Source: MIL-OSI Submissions
Source: NZ Plumber
Master Plumbers welcomes the Government’s proposed ‘Clean Car Discount’ to make electric, hybrid and fuel efficient vehicles more affordable for New Zealanders.
Master Plumbers Chief Executive Greg Wallace says the plumbing, gasfitting and drainlaying trades need to embrace technology and sustainability when purchasing vehicles for their businesses.
“We have to think ahead,” he says. “Electric vehicles (EVs) cost less to run – making them a good business choice – and, thanks to New Zealand’s renewable electricity, they are more environmentally friendly than traditional petrol or diesel vehicles.”
“The range of EV models available here today is limited, so plumbers in rural areas requiring four-wheel drive, or those hauling large amounts of equipment or towing trailers will need to keep using conventional vehicles for now, but EV technology will only get better in the future.”
“Some of our members in urban areas have already been successfully using light electric vehicles in their fleets for years.”
In 2017, Auckland plumbing company Quix Commercial purchased two second-hand Nissan ENV200 imports to add to their fleet.
They cost $25,000 each, including GST, and had just 1,500km on the clock. They have now done around 35,000km with very little maintenance costs beyond replacing tyres, wiper blades and air-conditioning filters – with no significant loss of battery capacity.
“A lot of people have misconceptions that EVs are expensive to buy, won’t go as well as petrol vans, are slow, and run out of charge quickly,” says Manager Dave Henderson. “It’s about changing the mindset.”
The EVs are the fastest vehicles in Quix Commercial’s fleet and have a range of approximately 130km.
“We’re based in Auckland, and with all the traffic queues, it takes about three weeks to do that many km round town,” he says.
They’re also economical, with running costs at around 4c per km.
Henderson says, “The EVs cost us around $50 a month to run. They’re not suitable for every use but are fantastic for what they do. They’re also surprisingly roomy. There’s definitely more room in the back than in the rear of a dual cab ute!”

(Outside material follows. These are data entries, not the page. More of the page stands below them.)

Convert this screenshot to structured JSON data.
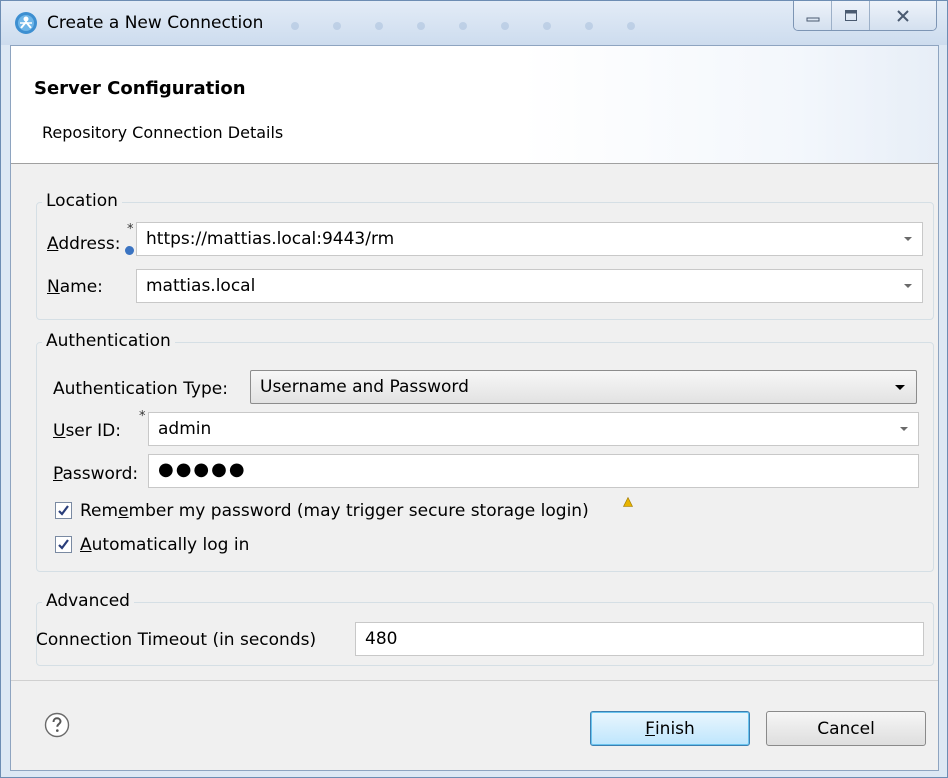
{
  "window": {
    "title": "Create a New Connection",
    "title_icon": "eclipse-connection-icon",
    "controls": [
      "minimize-icon",
      "maximize-icon",
      "close-icon"
    ]
  },
  "header": {
    "title": "Server Configuration",
    "subtitle": "Repository Connection Details"
  },
  "location": {
    "legend": "Location",
    "address_label_pre": "A",
    "address_label_rest": "ddress:",
    "address_value": "https://mattias.local:9443/rm",
    "name_label_pre": "N",
    "name_label_rest": "ame:",
    "name_value": "mattias.local",
    "required_marker": "*"
  },
  "authentication": {
    "legend": "Authentication",
    "type_label": "Authentication Type:",
    "type_value": "Username and Password",
    "userid_label_pre": "U",
    "userid_label_rest": "ser ID:",
    "userid_value": "admin",
    "password_label_pre": "P",
    "password_label_rest": "assword:",
    "password_mask": "●●●●●",
    "remember_pre": "Rem",
    "remember_mn": "e",
    "remember_rest": "mber my password (may trigger secure storage login)",
    "remember_checked": true,
    "autologin_pre": "",
    "autologin_mn": "A",
    "autologin_rest": "utomatically log in",
    "autologin_checked": true,
    "required_marker": "*"
  },
  "advanced": {
    "legend": "Advanced",
    "timeout_label": "Connection Timeout (in seconds)",
    "timeout_value": "480"
  },
  "footer": {
    "finish_mn": "F",
    "finish_rest": "inish",
    "cancel_label": "Cancel",
    "help_icon": "help-icon"
  },
  "colors": {
    "titlebar": "#cddcee",
    "dialog_bg": "#f0f0f0",
    "default_button": "#bee6fd",
    "info_icon": "#3b74c2",
    "warning_icon": "#e8b400"
  }
}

The Quix vehicles can be charged anywhere using a standard 10 amp three-pin plug. Vehicles are normally charged overnight at employees’ homes. Metered leads record the power used and staff are reimbursed by the company. A full charge usually lasts all day.
Auckland is well set up for free charging and fast charge is increasingly available in other areas around New Zealand. The PlugShare mobile app is a good way of finding the nearest charging station.
“One of our foremen was driving to a job in Whangaparaoa when he realised he was running low on charge. He used the app to find the closest station and had a coffee while he waited. If you compare that to the time and cost involved whenever field staff stop and fill up at the petrol station, a 20-minute coffee break isn’t much to subsidise,” says Henderson.
Dave Henderson has a single regret about his EVs. He wishes he’d bought more of them in 2017 when they were cheaper to buy.